Material for this task -
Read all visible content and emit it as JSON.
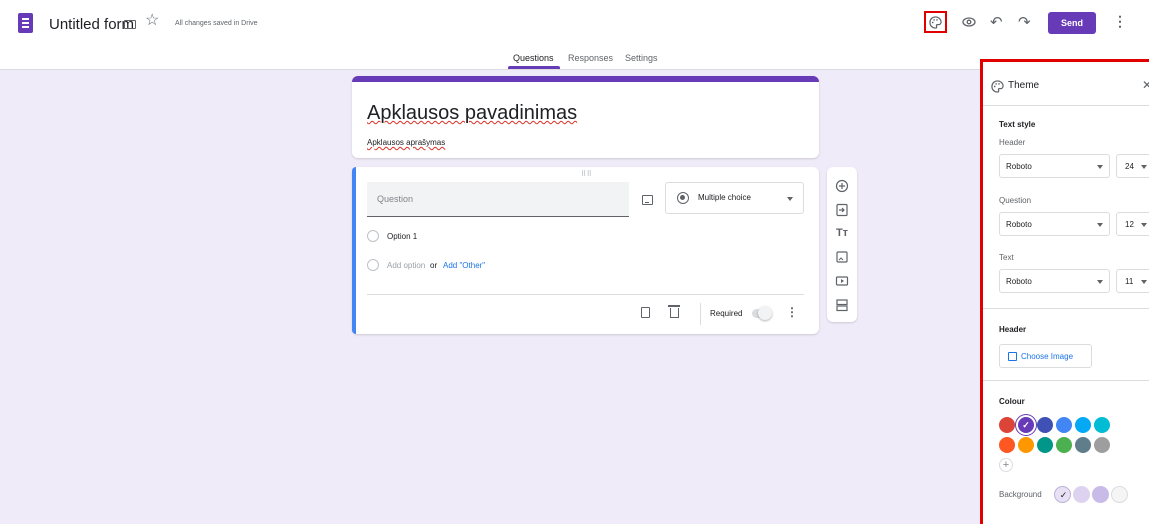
{
  "header": {
    "form_title": "Untitled form",
    "saved_status": "All changes saved in Drive",
    "send_label": "Send"
  },
  "tabs": [
    {
      "label": "Questions",
      "active": true
    },
    {
      "label": "Responses",
      "active": false
    },
    {
      "label": "Settings",
      "active": false
    }
  ],
  "form": {
    "title": "Apklausos pavadinimas",
    "description": "Apklausos aprašymas"
  },
  "question": {
    "placeholder": "Question",
    "type": "Multiple choice",
    "options": [
      "Option 1"
    ],
    "add_option": "Add option",
    "or_text": "or",
    "add_other": "Add \"Other\"",
    "required_label": "Required",
    "required": false
  },
  "toolbar": {
    "icons": [
      "add-question-icon",
      "import-questions-icon",
      "add-title-icon",
      "add-image-icon",
      "add-video-icon",
      "add-section-icon"
    ],
    "title_glyph": "Tт"
  },
  "theme_panel": {
    "title": "Theme",
    "text_style_heading": "Text style",
    "header_label": "Header",
    "header_font": "Roboto",
    "header_size": "24",
    "question_label": "Question",
    "question_font": "Roboto",
    "question_size": "12",
    "text_label": "Text",
    "text_font": "Roboto",
    "text_size": "11",
    "header_section_heading": "Header",
    "choose_image_label": "Choose Image",
    "colour_heading": "Colour",
    "colours": [
      "#db4437",
      "#673ab7",
      "#3f51b5",
      "#4285f4",
      "#03a9f4",
      "#00bcd4",
      "#ff5722",
      "#ff9800",
      "#009688",
      "#4caf50",
      "#607d8b",
      "#9e9e9e"
    ],
    "selected_colour": "#673ab7",
    "background_label": "Background",
    "backgrounds": [
      "#e8e0f5",
      "#ddd3f0",
      "#c9bbe8",
      "#f5f5f5"
    ],
    "selected_background": "#e8e0f5"
  },
  "colors": {
    "accent": "#673ab7",
    "highlight_box": "#e00000",
    "link": "#1a73e8",
    "question_accent": "#4285f4"
  }
}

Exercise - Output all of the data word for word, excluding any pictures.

Finished exercise -
Read all visible content and emit it as JSON.
{
  "header": {
    "form_title": "Untitled form",
    "saved_status": "All changes saved in Drive",
    "send_label": "Send"
  },
  "tabs": [
    {
      "label": "Questions",
      "active": true
    },
    {
      "label": "Responses",
      "active": false
    },
    {
      "label": "Settings",
      "active": false
    }
  ],
  "form": {
    "title": "Apklausos pavadinimas",
    "description": "Apklausos aprašymas"
  },
  "question": {
    "placeholder": "Question",
    "type": "Multiple choice",
    "options": [
      "Option 1"
    ],
    "add_option": "Add option",
    "or_text": "or",
    "add_other": "Add \"Other\"",
    "required_label": "Required",
    "required": false
  },
  "toolbar": {
    "icons": [
      "add-question-icon",
      "import-questions-icon",
      "add-title-icon",
      "add-image-icon",
      "add-video-icon",
      "add-section-icon"
    ],
    "title_glyph": "Tт"
  },
  "theme_panel": {
    "title": "Theme",
    "text_style_heading": "Text style",
    "header_label": "Header",
    "header_font": "Roboto",
    "header_size": "24",
    "question_label": "Question",
    "question_font": "Roboto",
    "question_size": "12",
    "text_label": "Text",
    "text_font": "Roboto",
    "text_size": "11",
    "header_section_heading": "Header",
    "choose_image_label": "Choose Image",
    "colour_heading": "Colour",
    "colours": [
      "#db4437",
      "#673ab7",
      "#3f51b5",
      "#4285f4",
      "#03a9f4",
      "#00bcd4",
      "#ff5722",
      "#ff9800",
      "#009688",
      "#4caf50",
      "#607d8b",
      "#9e9e9e"
    ],
    "selected_colour": "#673ab7",
    "background_label": "Background",
    "backgrounds": [
      "#e8e0f5",
      "#ddd3f0",
      "#c9bbe8",
      "#f5f5f5"
    ],
    "selected_background": "#e8e0f5"
  },
  "colors": {
    "accent": "#673ab7",
    "highlight_box": "#e00000",
    "link": "#1a73e8",
    "question_accent": "#4285f4"
  }
}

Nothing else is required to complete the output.